 The case was filed on January 17, 2017, but the FTC had been investigating Qualcomm and the conduct alleged in the complaint for more than two years.
 Qualcomm Dissent, at 1.
 Qualcomm Dissent, at 2.
 Id. In the US, there has been considerable debate as to the scope and purpose of Section 5 of the FTC Act. On one side of the debate is the argument that the statute should go no further than Section 1 or 2 of the Sherman Act. The other side of the debate raises the rebuttal question: then why have the statute at all? The FTC has used the statute in various cases over the years, most recently to prosecute invitations to collude, which fall short of the agreement requirement for a Sherman Act Section 1 claim.
 Heritage Remarks at 3.
 Id. This is an interesting position as a policy matter given that Acting Chair Ohlhausen admits in her article in the Harvard Law Journal that many of the patents being asserted by Patent Assert Entities and the likes of Qualcomm “would not have been asserted but-for their accumulation, their licensees independently invented the claimed technologies, or that their IPR holdings are of poor quality.” Hon. M. Ohlhausen, Patent Rights In A Climate Of Intellectual Property Rights Skepticism, 30 Harvard Law Journal 1 (Fall 2016).
 Heritage Remarks, at 6.
 Former FTC (and Republican) Commissioner Joshua Wright, who has been involved in the transition from the Obama to Trump administrations, has advocated with others that the antitrust laws are not the proper means to address the SEP hold-out issue.

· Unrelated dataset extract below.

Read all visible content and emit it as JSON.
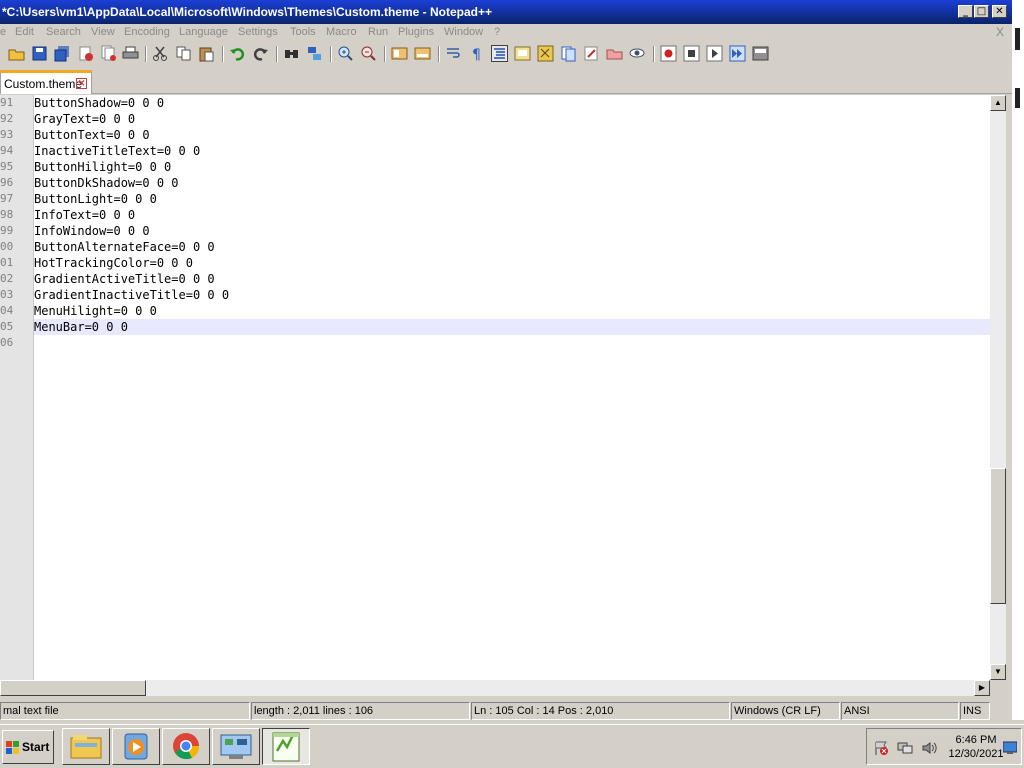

See, e.g., Ginsburg, Wong-Ervin & Wright, The Troubling Use of Antitrust to Regulate FRAND Licensing, CPI Antitrust Chronicle (October 2015) (CPI Article). However, in most of their writings, those authors fail to define whether they include Section 5 of the FTC Act in their definition of “antitrust laws.” Given their reference to the antitrust laws imposing treble damages, which are not available under Section 5, one could conclude that they do not mean Section 5 when they make their case against using the antitrust laws to address the SEP hold-up issue.
 CPI Article, at 3.
Timothy Cornell is a partner at Clifford Chance and heads the firm’s U.S. antitrust practice. He advises clients on antitrust issues in government civil and criminal investigations, the regulatory review of mergers and acquisitions and more. He is based in the firm’s office in Washington, D.C. He can be reached at Timothy.Cornell@CliffordChance.com.